Task prompt:
Each of the entries below needs to be given again exactly.

Input data:
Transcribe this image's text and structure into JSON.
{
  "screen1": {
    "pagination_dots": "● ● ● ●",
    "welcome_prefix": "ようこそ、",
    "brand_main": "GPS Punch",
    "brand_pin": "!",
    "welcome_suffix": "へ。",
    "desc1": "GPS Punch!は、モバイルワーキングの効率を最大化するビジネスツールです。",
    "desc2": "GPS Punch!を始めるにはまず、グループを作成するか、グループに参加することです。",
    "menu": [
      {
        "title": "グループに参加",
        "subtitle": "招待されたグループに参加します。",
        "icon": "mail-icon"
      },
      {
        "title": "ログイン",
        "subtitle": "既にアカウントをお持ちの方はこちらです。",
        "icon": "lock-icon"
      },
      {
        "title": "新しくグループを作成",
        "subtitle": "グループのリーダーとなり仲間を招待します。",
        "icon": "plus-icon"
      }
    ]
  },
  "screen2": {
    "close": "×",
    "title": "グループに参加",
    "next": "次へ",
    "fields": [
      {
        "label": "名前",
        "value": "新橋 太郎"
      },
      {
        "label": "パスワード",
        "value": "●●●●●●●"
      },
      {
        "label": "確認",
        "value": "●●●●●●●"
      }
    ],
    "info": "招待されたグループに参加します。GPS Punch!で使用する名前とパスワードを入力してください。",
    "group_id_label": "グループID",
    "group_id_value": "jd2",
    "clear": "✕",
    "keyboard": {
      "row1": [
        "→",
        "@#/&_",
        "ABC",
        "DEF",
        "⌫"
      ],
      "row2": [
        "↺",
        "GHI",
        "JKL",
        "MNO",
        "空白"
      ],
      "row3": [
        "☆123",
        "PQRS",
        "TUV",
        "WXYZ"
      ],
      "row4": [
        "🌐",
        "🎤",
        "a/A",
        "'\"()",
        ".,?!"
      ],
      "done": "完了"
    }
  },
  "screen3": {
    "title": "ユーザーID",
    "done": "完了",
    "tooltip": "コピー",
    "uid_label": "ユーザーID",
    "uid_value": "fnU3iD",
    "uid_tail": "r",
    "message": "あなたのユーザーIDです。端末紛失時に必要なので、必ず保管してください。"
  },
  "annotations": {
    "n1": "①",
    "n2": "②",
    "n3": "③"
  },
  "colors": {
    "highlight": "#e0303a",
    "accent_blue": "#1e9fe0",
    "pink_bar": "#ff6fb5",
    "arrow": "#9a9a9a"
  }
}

Output of the task:
Transcribe this image's text and structure into JSON.
{
  "screen1": {
    "pagination_dots": "● ● ● ●",
    "welcome_prefix": "ようこそ、",
    "brand_main": "GPS Punch",
    "brand_pin": "!",
    "welcome_suffix": "へ。",
    "desc1": "GPS Punch!は、モバイルワーキングの効率を最大化するビジネスツールです。",
    "desc2": "GPS Punch!を始めるにはまず、グループを作成するか、グループに参加することです。",
    "menu": [
      {
        "title": "グループに参加",
        "subtitle": "招待されたグループに参加します。",
        "icon": "mail-icon"
      },
      {
        "title": "ログイン",
        "subtitle": "既にアカウントをお持ちの方はこちらです。",
        "icon": "lock-icon"
      },
      {
        "title": "新しくグループを作成",
        "subtitle": "グループのリーダーとなり仲間を招待します。",
        "icon": "plus-icon"
      }
    ]
  },
  "screen2": {
    "close": "×",
    "title": "グループに参加",
    "next": "次へ",
    "fields": [
      {
        "label": "名前",
        "value": "新橋 太郎"
      },
      {
        "label": "パスワード",
        "value": "●●●●●●●"
      },
      {
        "label": "確認",
        "value": "●●●●●●●"
      }
    ],
    "info": "招待されたグループに参加します。GPS Punch!で使用する名前とパスワードを入力してください。",
    "group_id_label": "グループID",
    "group_id_value": "jd2",
    "clear": "✕",
    "keyboard": {
      "row1": [
        "→",
        "@#/&_",
        "ABC",
        "DEF",
        "⌫"
      ],
      "row2": [
        "↺",
        "GHI",
        "JKL",
        "MNO",
        "空白"
      ],
      "row3": [
        "☆123",
        "PQRS",
        "TUV",
        "WXYZ"
      ],
      "row4": [
        "🌐",
        "🎤",
        "a/A",
        "'\"()",
        ".,?!"
      ],
      "done": "完了"
    }
  },
  "screen3": {
    "title": "ユーザーID",
    "done": "完了",
    "tooltip": "コピー",
    "uid_label": "ユーザーID",
    "uid_value": "fnU3iD",
    "uid_tail": "r",
    "message": "あなたのユーザーIDです。端末紛失時に必要なので、必ず保管してください。"
  },
  "annotations": {
    "n1": "①",
    "n2": "②",
    "n3": "③"
  },
  "colors": {
    "highlight": "#e0303a",
    "accent_blue": "#1e9fe0",
    "pink_bar": "#ff6fb5",
    "arrow": "#9a9a9a"
  }
}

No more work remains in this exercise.